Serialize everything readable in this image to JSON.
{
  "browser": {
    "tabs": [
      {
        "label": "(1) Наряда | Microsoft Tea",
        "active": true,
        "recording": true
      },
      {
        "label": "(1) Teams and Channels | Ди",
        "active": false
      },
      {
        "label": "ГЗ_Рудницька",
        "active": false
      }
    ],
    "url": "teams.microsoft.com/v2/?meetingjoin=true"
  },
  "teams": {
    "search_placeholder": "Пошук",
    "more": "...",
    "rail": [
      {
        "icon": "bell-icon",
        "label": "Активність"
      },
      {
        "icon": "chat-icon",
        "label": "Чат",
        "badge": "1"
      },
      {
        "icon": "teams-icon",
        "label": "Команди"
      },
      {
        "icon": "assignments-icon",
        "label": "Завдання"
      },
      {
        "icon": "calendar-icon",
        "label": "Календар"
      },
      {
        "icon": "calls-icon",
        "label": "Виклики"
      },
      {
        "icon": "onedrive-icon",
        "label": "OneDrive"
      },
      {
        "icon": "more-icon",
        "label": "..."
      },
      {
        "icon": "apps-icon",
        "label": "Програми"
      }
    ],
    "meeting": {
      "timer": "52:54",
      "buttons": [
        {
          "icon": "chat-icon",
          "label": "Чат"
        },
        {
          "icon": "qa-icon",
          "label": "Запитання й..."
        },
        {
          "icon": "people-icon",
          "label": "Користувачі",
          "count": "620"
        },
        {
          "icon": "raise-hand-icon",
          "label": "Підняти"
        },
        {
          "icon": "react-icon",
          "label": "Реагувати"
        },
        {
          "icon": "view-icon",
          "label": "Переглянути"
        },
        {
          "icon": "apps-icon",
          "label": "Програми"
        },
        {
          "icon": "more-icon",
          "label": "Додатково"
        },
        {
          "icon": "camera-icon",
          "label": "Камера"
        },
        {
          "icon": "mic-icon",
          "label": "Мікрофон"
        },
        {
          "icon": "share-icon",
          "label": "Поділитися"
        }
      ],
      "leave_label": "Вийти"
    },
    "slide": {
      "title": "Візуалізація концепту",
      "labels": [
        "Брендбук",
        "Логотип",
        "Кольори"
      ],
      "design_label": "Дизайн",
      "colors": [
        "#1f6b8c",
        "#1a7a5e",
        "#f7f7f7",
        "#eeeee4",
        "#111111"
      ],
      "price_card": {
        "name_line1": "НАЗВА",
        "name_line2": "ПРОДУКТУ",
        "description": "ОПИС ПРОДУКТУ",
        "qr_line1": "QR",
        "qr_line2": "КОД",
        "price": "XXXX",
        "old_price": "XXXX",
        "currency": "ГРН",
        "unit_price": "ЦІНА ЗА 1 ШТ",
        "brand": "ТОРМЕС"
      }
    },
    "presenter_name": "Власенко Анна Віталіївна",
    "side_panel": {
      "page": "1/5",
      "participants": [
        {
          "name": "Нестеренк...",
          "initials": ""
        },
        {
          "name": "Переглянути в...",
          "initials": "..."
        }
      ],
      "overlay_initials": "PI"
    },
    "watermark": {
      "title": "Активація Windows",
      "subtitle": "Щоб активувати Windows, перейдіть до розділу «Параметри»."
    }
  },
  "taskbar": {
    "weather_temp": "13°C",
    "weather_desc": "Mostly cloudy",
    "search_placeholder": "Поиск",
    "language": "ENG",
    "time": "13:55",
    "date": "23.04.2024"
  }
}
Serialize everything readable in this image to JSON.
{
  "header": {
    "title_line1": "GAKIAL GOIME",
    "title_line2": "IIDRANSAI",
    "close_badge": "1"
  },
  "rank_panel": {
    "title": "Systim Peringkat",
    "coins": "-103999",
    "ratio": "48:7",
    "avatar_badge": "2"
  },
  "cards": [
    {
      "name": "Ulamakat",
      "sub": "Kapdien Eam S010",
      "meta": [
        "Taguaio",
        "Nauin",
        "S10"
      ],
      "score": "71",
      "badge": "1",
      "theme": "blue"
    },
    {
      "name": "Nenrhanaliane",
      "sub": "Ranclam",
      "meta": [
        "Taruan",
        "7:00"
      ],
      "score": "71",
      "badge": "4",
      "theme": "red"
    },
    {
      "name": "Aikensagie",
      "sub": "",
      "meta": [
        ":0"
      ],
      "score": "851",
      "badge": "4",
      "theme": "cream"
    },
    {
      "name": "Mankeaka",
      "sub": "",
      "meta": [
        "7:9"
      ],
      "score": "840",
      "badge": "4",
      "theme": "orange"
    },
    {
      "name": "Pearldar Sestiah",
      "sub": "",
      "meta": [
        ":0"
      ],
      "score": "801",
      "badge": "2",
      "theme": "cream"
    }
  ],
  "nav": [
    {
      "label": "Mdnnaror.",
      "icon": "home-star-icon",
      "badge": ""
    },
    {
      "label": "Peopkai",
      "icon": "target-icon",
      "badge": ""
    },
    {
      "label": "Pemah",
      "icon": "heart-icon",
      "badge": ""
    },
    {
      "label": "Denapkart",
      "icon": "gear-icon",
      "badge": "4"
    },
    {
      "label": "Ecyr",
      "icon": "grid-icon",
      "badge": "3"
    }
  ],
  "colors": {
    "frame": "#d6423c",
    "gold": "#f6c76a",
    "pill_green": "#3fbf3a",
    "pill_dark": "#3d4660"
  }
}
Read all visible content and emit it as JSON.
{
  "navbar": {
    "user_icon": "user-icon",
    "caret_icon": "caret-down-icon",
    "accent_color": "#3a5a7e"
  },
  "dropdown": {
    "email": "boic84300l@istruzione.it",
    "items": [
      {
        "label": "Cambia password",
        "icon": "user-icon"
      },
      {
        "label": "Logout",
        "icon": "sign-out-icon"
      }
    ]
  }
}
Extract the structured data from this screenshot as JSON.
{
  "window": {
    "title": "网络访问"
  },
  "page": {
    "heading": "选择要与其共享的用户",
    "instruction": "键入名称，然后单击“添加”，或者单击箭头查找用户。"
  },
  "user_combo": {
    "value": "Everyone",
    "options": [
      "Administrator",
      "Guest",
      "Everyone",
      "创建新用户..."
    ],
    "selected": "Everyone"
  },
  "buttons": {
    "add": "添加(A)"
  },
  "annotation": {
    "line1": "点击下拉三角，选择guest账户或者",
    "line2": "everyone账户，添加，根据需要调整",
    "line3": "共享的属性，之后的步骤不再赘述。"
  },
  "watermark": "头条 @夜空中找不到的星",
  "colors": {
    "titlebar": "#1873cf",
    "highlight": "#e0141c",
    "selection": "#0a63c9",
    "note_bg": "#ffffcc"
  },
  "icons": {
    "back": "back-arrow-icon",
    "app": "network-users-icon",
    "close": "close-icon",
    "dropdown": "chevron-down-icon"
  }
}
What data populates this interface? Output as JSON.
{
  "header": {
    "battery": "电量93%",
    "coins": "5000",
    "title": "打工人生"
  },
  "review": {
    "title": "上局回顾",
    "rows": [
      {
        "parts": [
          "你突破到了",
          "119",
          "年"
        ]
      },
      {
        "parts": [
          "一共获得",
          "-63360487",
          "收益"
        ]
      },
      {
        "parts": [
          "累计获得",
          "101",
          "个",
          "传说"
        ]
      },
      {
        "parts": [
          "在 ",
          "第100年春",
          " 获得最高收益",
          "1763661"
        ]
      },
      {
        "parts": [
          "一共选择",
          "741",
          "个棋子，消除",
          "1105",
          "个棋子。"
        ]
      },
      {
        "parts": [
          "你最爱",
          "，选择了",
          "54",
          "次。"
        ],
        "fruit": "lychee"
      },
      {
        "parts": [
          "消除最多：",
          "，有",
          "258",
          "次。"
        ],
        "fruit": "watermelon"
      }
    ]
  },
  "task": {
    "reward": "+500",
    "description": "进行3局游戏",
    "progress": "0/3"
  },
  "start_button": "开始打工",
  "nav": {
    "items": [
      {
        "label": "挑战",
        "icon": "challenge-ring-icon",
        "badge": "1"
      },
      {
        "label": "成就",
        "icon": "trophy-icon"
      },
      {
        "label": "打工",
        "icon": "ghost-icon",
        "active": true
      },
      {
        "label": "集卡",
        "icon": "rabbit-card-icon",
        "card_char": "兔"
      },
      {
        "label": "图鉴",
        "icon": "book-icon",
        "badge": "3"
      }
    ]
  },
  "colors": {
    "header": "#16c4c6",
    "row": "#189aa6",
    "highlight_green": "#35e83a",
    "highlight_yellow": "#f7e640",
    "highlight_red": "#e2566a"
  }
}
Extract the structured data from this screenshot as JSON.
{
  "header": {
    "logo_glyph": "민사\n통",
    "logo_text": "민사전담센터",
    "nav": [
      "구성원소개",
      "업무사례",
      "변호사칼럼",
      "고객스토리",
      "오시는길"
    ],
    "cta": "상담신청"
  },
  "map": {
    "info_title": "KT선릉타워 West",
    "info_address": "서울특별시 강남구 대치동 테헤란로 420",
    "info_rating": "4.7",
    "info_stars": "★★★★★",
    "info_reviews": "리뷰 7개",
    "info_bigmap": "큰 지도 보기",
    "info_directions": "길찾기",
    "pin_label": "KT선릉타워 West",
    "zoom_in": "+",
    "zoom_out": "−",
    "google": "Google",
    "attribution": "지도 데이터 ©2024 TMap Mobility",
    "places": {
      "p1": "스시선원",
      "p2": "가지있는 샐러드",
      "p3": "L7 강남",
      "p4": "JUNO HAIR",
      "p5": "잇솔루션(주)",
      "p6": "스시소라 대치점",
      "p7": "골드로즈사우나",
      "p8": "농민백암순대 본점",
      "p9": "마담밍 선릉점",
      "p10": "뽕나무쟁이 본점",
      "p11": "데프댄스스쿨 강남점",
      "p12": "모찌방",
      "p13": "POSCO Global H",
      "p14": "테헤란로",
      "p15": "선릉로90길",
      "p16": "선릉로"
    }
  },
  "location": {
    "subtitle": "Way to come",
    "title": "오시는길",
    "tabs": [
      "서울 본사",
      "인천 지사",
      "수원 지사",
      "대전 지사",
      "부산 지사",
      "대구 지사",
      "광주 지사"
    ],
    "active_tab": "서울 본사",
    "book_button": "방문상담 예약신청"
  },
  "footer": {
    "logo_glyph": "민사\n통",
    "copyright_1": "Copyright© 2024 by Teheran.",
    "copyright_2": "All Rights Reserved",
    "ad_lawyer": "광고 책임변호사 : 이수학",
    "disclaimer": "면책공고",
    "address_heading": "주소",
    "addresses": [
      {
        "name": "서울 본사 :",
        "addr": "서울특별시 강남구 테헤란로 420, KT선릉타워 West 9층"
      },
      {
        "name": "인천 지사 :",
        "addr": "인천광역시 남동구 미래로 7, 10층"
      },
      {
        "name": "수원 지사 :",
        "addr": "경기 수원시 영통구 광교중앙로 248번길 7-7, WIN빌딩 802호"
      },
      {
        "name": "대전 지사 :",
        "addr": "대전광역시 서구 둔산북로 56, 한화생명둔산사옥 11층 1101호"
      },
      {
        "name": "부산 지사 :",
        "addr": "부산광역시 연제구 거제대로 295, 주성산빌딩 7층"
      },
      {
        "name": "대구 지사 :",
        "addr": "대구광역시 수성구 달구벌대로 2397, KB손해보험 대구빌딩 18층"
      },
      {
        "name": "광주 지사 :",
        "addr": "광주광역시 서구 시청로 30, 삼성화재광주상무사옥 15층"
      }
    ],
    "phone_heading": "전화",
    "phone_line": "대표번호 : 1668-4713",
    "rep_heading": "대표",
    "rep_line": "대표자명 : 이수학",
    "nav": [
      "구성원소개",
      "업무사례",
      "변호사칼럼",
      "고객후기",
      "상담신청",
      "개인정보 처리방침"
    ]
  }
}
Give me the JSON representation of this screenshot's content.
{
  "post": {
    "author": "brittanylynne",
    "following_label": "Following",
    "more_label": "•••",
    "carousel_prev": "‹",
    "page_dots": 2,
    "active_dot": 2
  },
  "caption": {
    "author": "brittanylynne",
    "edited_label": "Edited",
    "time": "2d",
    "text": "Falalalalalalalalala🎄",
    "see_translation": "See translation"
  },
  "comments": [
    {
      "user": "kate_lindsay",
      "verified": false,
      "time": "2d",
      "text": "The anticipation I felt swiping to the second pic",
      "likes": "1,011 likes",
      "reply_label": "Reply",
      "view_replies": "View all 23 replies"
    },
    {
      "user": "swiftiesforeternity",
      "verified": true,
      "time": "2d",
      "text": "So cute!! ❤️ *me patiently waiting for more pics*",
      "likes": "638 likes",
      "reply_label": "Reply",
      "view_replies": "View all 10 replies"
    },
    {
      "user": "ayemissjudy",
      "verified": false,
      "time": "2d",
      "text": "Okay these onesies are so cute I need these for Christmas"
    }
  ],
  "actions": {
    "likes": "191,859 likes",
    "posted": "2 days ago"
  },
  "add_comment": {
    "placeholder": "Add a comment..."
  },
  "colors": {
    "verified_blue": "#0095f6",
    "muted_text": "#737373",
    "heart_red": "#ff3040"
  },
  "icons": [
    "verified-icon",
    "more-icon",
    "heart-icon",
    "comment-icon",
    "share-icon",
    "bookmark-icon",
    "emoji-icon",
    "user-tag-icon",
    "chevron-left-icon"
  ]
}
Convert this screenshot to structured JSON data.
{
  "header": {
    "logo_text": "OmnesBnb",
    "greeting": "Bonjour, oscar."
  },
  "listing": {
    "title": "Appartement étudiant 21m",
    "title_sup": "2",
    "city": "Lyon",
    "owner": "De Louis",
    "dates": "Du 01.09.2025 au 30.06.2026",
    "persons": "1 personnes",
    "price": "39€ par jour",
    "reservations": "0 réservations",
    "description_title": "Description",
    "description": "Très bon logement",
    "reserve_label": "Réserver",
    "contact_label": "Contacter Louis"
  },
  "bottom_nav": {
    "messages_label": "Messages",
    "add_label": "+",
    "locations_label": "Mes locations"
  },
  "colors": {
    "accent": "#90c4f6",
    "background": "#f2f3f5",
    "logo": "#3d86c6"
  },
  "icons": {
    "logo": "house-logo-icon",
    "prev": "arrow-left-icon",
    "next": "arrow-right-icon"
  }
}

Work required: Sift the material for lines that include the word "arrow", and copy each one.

Answer to this problem:
    "back": "back-arrow-icon",
    "prev": "arrow-left-icon",
    "next": "arrow-right-icon"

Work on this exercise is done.